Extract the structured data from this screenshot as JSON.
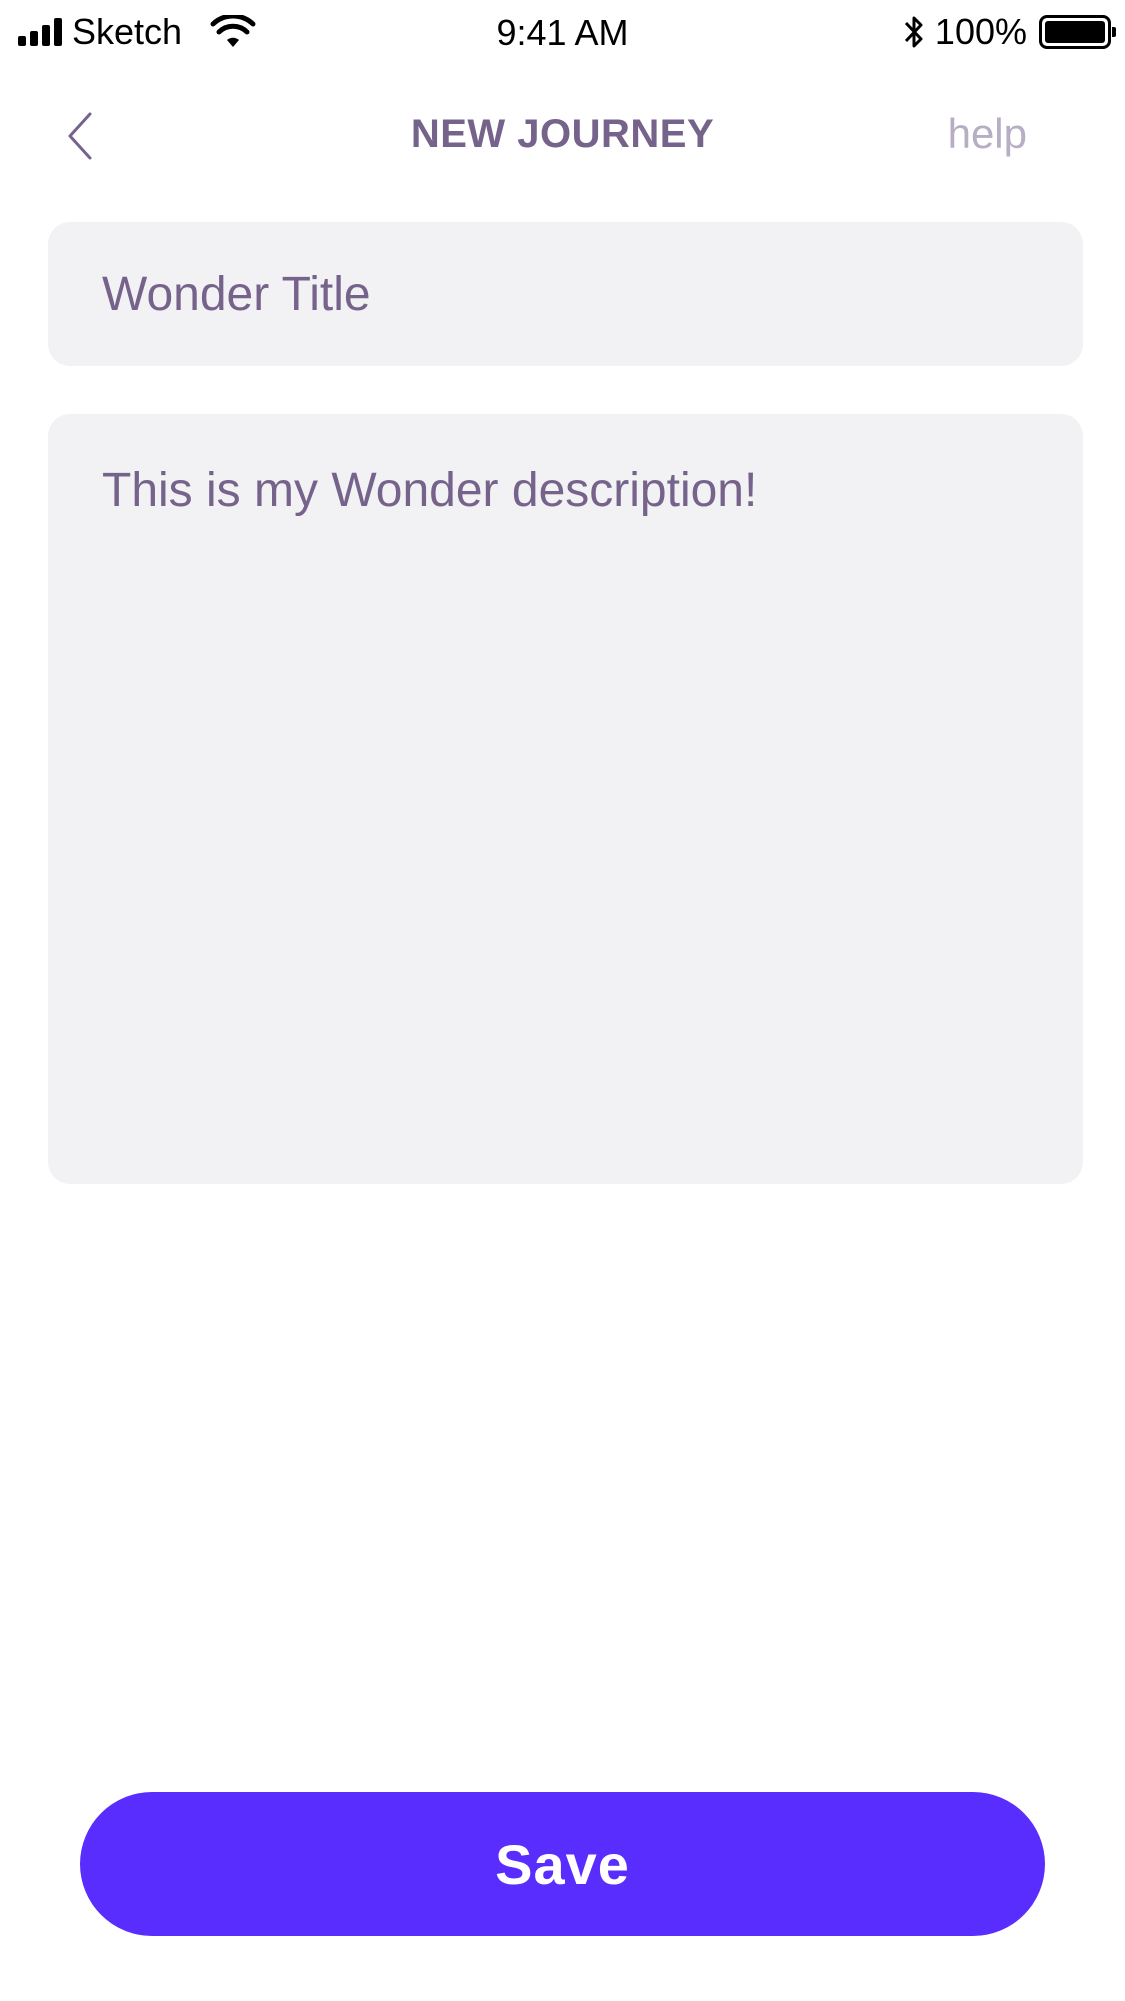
{
  "status_bar": {
    "carrier": "Sketch",
    "time": "9:41 AM",
    "battery_percent": "100%",
    "battery_level": 1.0,
    "signal_icon": "signal-bars-icon",
    "wifi_icon": "wifi-icon",
    "bluetooth_icon": "bluetooth-icon"
  },
  "nav": {
    "back_icon": "chevron-left-icon",
    "title": "NEW JOURNEY",
    "help_label": "help"
  },
  "form": {
    "title_value": "Wonder Title",
    "description_value": "This is my Wonder description!"
  },
  "actions": {
    "save_label": "Save"
  },
  "colors": {
    "accent": "#5a2dff",
    "title_text": "#76638b",
    "help_text": "#b7adc4",
    "field_background": "#f2f2f4"
  }
}
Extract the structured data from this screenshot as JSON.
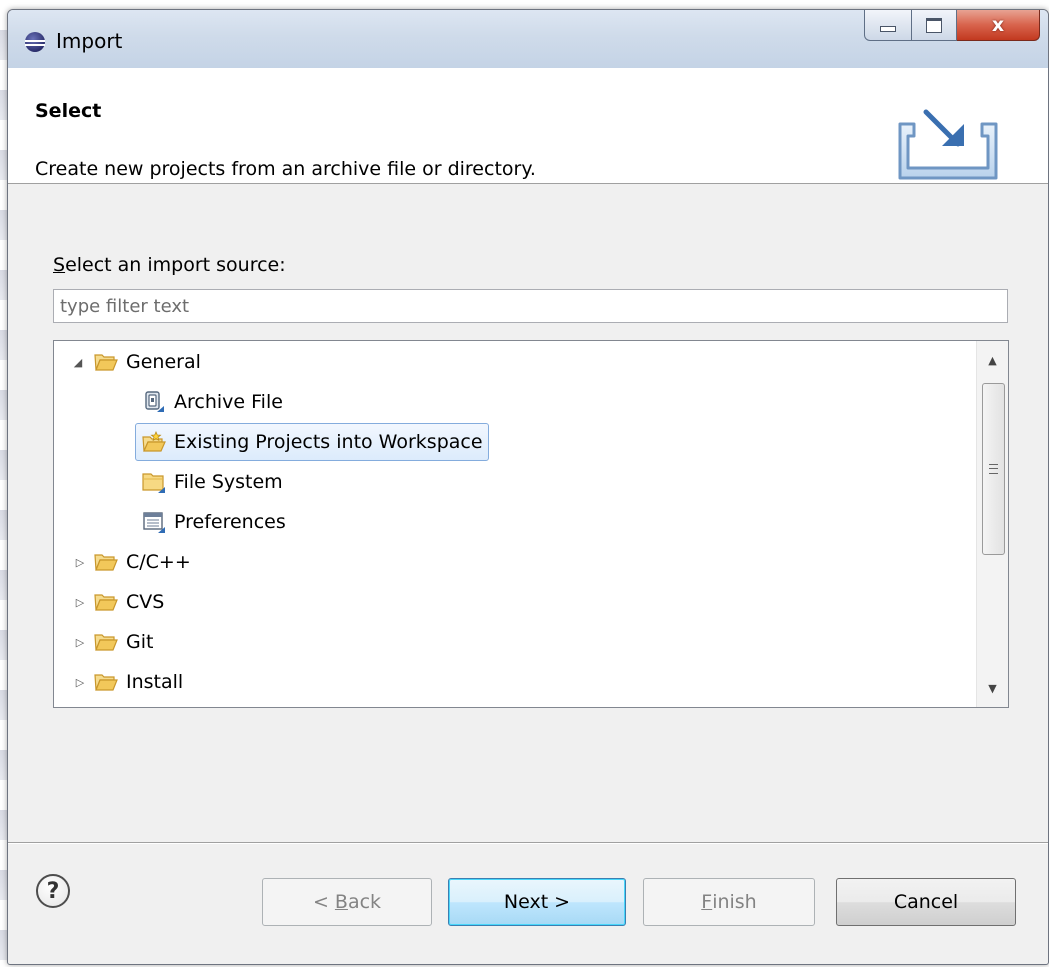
{
  "window": {
    "title": "Import",
    "controls": {
      "close_glyph": "x"
    }
  },
  "header": {
    "title": "Select",
    "description": "Create new projects from an archive file or directory.",
    "icon": "import-wizard-icon"
  },
  "source": {
    "label_mnemonic": "S",
    "label_rest": "elect an import source:",
    "filter_placeholder": "type filter text",
    "filter_value": ""
  },
  "tree": {
    "rows": [
      {
        "label": "General",
        "level": 0,
        "expanded": true,
        "icon": "folder-open-icon"
      },
      {
        "label": "Archive File",
        "level": 1,
        "icon": "archive-file-icon"
      },
      {
        "label": "Existing Projects into Workspace",
        "level": 1,
        "icon": "existing-projects-icon",
        "selected": true
      },
      {
        "label": "File System",
        "level": 1,
        "icon": "folder-icon"
      },
      {
        "label": "Preferences",
        "level": 1,
        "icon": "preferences-icon"
      },
      {
        "label": "C/C++",
        "level": 0,
        "expanded": false,
        "icon": "folder-open-icon"
      },
      {
        "label": "CVS",
        "level": 0,
        "expanded": false,
        "icon": "folder-open-icon"
      },
      {
        "label": "Git",
        "level": 0,
        "expanded": false,
        "icon": "folder-open-icon"
      },
      {
        "label": "Install",
        "level": 0,
        "expanded": false,
        "icon": "folder-open-icon"
      }
    ]
  },
  "footer": {
    "help_glyph": "?",
    "back": {
      "prefix": "< ",
      "mnemonic": "B",
      "rest": "ack"
    },
    "next": {
      "label": "Next >"
    },
    "finish": {
      "mnemonic": "F",
      "rest": "inish"
    },
    "cancel": {
      "label": "Cancel"
    }
  },
  "colors": {
    "selection_border": "#84acdd",
    "selection_fill": "#dcebfc",
    "default_button_border": "#3c7fb1",
    "close_button": "#c2391f",
    "folder_yellow": "#f2c85a"
  }
}
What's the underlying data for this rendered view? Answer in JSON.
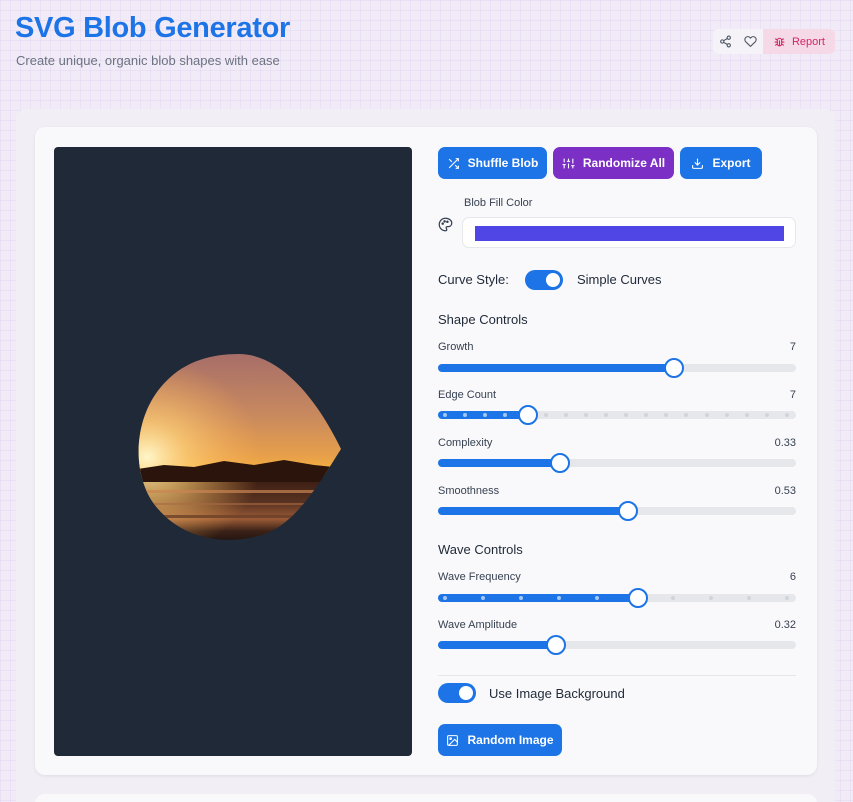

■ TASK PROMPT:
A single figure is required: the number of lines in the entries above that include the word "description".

■ TASK OUTPUT:
2